(DATA IN THIS EXERCISE begins)
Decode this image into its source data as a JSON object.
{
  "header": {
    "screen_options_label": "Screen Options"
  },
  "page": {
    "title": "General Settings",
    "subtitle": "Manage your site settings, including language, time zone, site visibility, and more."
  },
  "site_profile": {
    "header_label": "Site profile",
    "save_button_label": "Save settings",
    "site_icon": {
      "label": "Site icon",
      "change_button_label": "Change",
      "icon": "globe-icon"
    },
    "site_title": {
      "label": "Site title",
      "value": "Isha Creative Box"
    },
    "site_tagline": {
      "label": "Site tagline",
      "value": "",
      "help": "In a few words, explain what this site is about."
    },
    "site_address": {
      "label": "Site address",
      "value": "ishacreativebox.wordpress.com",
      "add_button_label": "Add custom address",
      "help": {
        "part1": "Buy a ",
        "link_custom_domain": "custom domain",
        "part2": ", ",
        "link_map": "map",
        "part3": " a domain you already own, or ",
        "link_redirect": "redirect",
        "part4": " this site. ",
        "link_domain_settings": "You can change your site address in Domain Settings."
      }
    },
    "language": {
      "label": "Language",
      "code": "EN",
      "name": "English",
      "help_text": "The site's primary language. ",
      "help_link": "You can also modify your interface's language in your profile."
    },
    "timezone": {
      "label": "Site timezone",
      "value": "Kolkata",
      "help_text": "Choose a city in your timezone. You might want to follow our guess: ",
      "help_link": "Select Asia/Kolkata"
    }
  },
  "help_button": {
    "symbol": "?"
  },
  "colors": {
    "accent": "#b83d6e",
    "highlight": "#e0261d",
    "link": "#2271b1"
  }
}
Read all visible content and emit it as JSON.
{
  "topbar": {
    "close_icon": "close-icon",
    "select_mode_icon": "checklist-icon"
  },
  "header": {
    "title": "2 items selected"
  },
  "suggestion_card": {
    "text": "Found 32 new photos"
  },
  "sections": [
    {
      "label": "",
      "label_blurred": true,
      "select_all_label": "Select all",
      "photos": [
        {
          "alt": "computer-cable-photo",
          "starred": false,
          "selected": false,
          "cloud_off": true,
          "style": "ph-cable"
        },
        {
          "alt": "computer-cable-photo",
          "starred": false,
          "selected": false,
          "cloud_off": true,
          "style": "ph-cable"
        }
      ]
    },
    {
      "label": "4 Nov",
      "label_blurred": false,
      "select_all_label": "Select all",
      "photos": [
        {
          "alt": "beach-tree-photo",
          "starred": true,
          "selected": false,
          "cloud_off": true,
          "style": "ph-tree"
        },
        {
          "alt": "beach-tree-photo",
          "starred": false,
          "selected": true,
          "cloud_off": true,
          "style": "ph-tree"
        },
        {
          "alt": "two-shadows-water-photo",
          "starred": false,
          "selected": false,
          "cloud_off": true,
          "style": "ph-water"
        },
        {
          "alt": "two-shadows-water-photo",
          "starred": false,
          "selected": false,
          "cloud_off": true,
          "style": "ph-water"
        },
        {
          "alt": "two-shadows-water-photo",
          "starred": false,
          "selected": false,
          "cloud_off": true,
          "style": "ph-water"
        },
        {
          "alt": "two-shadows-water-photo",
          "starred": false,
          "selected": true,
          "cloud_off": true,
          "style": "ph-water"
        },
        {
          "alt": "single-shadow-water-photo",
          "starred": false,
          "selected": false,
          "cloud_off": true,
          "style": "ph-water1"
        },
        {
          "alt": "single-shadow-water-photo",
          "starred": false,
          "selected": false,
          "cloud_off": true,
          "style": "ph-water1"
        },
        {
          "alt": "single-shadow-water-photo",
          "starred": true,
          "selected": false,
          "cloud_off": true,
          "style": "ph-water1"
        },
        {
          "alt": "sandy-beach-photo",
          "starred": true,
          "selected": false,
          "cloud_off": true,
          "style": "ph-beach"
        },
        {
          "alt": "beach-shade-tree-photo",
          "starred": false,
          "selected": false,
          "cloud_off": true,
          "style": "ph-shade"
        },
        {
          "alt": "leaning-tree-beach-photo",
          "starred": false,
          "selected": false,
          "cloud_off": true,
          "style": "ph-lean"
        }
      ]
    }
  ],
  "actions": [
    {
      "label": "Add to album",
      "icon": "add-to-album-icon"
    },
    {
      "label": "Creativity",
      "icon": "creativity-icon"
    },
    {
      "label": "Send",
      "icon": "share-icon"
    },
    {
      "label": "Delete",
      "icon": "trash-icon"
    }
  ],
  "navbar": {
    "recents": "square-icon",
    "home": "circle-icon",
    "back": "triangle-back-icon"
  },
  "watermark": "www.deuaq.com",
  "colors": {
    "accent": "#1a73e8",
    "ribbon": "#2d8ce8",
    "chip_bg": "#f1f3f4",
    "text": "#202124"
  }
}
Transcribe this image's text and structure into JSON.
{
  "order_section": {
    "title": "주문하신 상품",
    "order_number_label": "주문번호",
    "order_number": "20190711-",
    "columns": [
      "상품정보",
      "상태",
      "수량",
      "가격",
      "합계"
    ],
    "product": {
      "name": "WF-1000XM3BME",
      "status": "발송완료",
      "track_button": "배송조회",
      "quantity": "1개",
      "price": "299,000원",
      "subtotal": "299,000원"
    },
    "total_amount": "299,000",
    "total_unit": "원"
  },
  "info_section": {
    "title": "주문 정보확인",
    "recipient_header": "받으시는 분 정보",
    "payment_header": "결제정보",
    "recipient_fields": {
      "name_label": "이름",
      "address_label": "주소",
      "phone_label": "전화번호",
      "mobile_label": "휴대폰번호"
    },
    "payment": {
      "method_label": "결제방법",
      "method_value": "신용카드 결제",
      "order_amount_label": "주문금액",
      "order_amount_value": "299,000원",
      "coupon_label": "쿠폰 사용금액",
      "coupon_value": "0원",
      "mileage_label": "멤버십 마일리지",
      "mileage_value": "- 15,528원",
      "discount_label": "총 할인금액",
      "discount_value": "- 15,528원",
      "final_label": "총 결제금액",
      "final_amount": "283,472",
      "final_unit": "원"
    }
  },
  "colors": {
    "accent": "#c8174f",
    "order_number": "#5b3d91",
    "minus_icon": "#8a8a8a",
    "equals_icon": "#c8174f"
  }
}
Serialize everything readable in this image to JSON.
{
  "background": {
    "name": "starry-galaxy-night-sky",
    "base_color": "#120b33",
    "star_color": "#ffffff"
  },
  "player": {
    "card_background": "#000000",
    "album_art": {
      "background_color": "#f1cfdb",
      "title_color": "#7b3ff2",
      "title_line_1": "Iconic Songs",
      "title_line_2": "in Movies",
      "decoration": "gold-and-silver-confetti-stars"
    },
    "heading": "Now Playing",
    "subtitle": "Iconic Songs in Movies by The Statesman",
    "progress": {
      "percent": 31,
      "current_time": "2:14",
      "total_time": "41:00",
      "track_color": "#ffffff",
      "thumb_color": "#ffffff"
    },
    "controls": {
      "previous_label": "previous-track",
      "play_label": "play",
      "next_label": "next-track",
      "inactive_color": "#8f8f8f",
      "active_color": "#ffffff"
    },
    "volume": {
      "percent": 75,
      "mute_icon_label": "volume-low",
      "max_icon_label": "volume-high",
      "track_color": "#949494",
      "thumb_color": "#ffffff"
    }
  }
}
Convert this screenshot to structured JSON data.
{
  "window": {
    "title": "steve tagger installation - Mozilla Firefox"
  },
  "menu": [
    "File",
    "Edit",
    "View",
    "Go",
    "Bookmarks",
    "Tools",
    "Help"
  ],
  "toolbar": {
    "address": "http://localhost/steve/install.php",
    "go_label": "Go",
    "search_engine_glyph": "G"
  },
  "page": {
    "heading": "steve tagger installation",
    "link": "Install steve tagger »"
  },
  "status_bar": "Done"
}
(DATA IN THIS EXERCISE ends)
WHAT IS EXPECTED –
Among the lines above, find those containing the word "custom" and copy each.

THE ANSWER –
      "add_button_label": "Add custom address",
        "link_custom_domain": "custom domain",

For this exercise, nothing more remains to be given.